Records from a data source:
----------------------------------------

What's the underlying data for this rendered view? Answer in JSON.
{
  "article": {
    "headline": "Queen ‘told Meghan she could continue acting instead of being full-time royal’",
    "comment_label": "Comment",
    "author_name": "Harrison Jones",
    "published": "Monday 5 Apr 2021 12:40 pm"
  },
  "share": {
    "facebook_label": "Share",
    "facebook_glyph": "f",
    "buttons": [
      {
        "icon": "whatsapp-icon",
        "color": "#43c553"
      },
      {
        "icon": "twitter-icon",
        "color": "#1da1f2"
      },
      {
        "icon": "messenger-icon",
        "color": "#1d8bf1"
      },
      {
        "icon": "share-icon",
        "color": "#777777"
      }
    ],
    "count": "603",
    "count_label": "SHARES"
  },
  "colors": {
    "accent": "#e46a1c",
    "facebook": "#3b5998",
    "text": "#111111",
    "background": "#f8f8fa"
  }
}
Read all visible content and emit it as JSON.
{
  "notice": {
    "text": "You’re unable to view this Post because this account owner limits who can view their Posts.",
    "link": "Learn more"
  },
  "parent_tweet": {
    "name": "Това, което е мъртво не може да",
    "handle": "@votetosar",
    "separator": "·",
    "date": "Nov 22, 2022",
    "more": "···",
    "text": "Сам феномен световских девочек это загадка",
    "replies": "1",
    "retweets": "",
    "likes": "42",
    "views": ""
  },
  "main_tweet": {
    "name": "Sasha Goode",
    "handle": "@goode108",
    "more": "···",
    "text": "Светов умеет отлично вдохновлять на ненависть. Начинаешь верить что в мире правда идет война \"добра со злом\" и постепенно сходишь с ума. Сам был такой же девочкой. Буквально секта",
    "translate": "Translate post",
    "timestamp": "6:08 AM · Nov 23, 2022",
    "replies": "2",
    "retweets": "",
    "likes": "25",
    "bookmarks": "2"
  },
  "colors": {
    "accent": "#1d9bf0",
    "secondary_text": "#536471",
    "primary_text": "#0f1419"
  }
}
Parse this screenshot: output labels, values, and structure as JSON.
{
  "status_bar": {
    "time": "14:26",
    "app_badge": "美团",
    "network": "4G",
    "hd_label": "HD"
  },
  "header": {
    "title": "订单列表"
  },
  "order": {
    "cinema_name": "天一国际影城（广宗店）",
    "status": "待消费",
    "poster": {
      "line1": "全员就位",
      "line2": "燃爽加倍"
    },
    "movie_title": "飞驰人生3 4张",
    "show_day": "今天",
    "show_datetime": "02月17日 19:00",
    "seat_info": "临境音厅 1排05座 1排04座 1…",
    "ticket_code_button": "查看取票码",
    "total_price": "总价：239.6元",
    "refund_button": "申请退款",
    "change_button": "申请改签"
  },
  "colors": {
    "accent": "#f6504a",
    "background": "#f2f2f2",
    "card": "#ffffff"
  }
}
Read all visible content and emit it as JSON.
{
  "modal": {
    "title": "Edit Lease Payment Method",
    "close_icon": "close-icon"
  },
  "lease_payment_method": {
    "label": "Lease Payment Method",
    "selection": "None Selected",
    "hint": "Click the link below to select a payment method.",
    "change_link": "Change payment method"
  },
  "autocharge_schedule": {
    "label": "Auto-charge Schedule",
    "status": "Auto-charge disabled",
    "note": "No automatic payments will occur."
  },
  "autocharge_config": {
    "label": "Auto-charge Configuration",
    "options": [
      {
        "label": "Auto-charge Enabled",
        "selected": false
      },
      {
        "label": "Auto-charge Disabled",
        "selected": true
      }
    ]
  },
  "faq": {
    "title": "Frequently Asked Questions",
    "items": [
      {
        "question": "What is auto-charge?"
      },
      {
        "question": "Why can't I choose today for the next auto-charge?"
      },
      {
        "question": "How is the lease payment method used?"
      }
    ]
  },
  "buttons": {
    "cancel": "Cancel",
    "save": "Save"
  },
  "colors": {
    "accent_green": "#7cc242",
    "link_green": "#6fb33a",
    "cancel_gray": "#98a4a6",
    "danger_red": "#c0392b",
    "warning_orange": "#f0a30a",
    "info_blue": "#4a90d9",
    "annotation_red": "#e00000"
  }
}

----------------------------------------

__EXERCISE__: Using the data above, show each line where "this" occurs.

__RESULT OF THE EXERCISE__:
What's the underlying data for this rendered view? Answer in JSON.
    "text": "You’re unable to view this Post because this account owner limits who can view their Posts.",
Parse this screenshot: output labels, values, and structure as JSON.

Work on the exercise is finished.